This post will show you how to take hexadecimal values as user-inputs in Python. Hexadecimal is base 16 number system. So, in a hexadecimal input value, we can have any number from 1 to 9 or any of the letter A, B, C, D, E, F. That means, we will have to read the value as string for hexadecimal.
For example, hexadecimal representation of decimal 100 is 0X64.
We can also verify the data that is entered by the user, i.e. if it is a valid hexadecimal value or not.
In this post, we will learn how to take hexadecimal values as inputs from the user and how to verify if an input is hexadecimal or not.
Since we can read a hexadecimal value as string, we can read it using input(). For example:
input_value = input("Enter a value: ") print(input_value)
Here, we are reading the value as a string and storing it in the input_value variable. The last line is printing this value.
It will give output as like below:
Enter a value: 0x80 0x80
So, it is printing the same value that user has entered.
We can also validate if the user input data is hexadecimal value or not. For that, we need to use int(). int() takes one second parameter. If we pass it as 16, it will try to parse the result as hexadecimal. If it is not hexadecimal, it will throw one ValueError. So, based on if it throws an error or not, we can say the input is a valid hexadecimal input or not.
input_value = input("Enter a value: ") try: int(input_value, 16) except ValueError: print("Please enter a valid number !")

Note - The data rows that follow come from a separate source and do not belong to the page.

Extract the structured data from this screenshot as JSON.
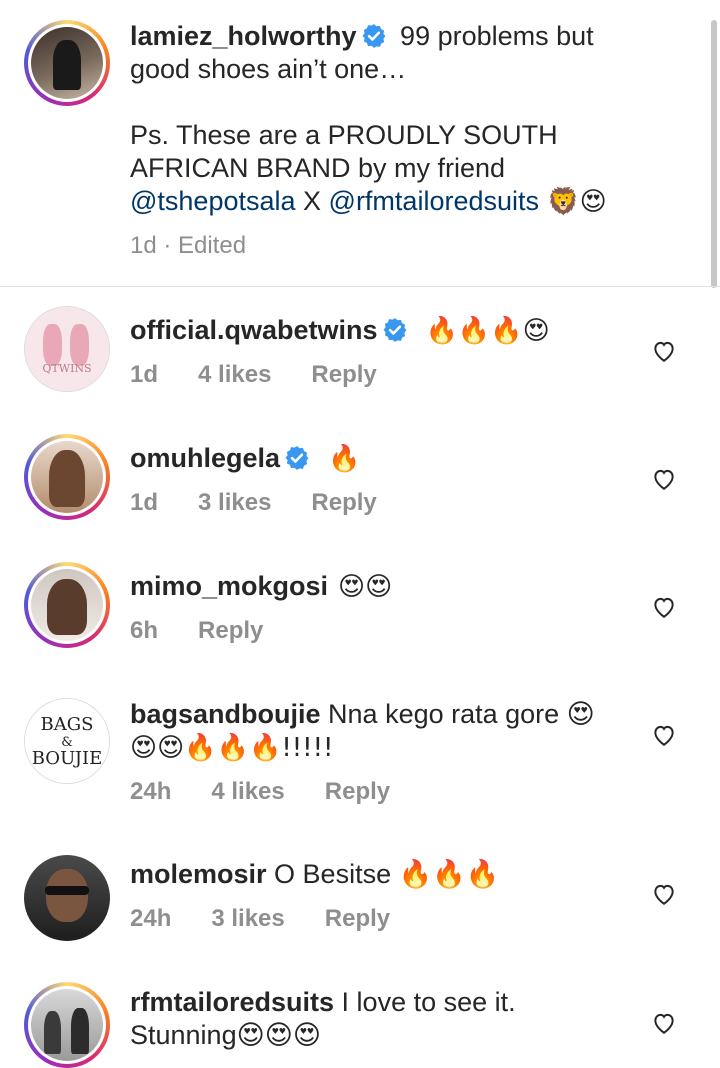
{
  "caption": {
    "username": "lamiez_holworthy",
    "line1": " 99 problems but",
    "line2": "good shoes ain’t one…",
    "line3": "Ps. These are a PROUDLY SOUTH",
    "line4": "AFRICAN BRAND by my friend",
    "mention1": "@tshepotsala",
    "joiner": " X ",
    "mention2": "@rfmtailoredsuits",
    "trail": " 🦁😍",
    "time": "1d",
    "sep": " · ",
    "edited": "Edited"
  },
  "comments": [
    {
      "username": "official.qwabetwins",
      "text": "🔥🔥🔥😍",
      "time": "1d",
      "likes": "4 likes",
      "reply": "Reply"
    },
    {
      "username": "omuhlegela",
      "text": "🔥",
      "time": "1d",
      "likes": "3 likes",
      "reply": "Reply"
    },
    {
      "username": "mimo_mokgosi",
      "text": "😍😍",
      "time": "6h",
      "reply": "Reply"
    },
    {
      "username": "bagsandboujie",
      "text": " Nna kego rata gore 😍",
      "text2": "😍😍🔥🔥🔥!!!!!",
      "time": "24h",
      "likes": "4 likes",
      "reply": "Reply"
    },
    {
      "username": "molemosir",
      "text": " O Besitse 🔥🔥🔥",
      "time": "24h",
      "likes": "3 likes",
      "reply": "Reply"
    },
    {
      "username": "rfmtailoredsuits",
      "text": " I love to see it.",
      "text2": "Stunning😍😍😍"
    }
  ],
  "avatar_text": {
    "bags_line1": "BAGS",
    "bags_amp": "&",
    "bags_line2": "BOUJIE",
    "qtwins": "QTWINS"
  },
  "colors": {
    "username": "#262626",
    "mention": "#00376b",
    "meta": "#8e8e8e",
    "verified": "#3897f0"
  }
}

As you can see here, we are using the try-except block to check if the input value is hexadecimal or not. If it throws an error, we are showing a message to enter a valid number to the user.
If you run this code, it will print one output as like below:
Enter a value: 9uul Please enter a valid number !
As you can see here, we can take one hexadecimal value as an input in Python and we can keep that value in a string. But it is always a good idea to use a try-except block before storing the value in a variable.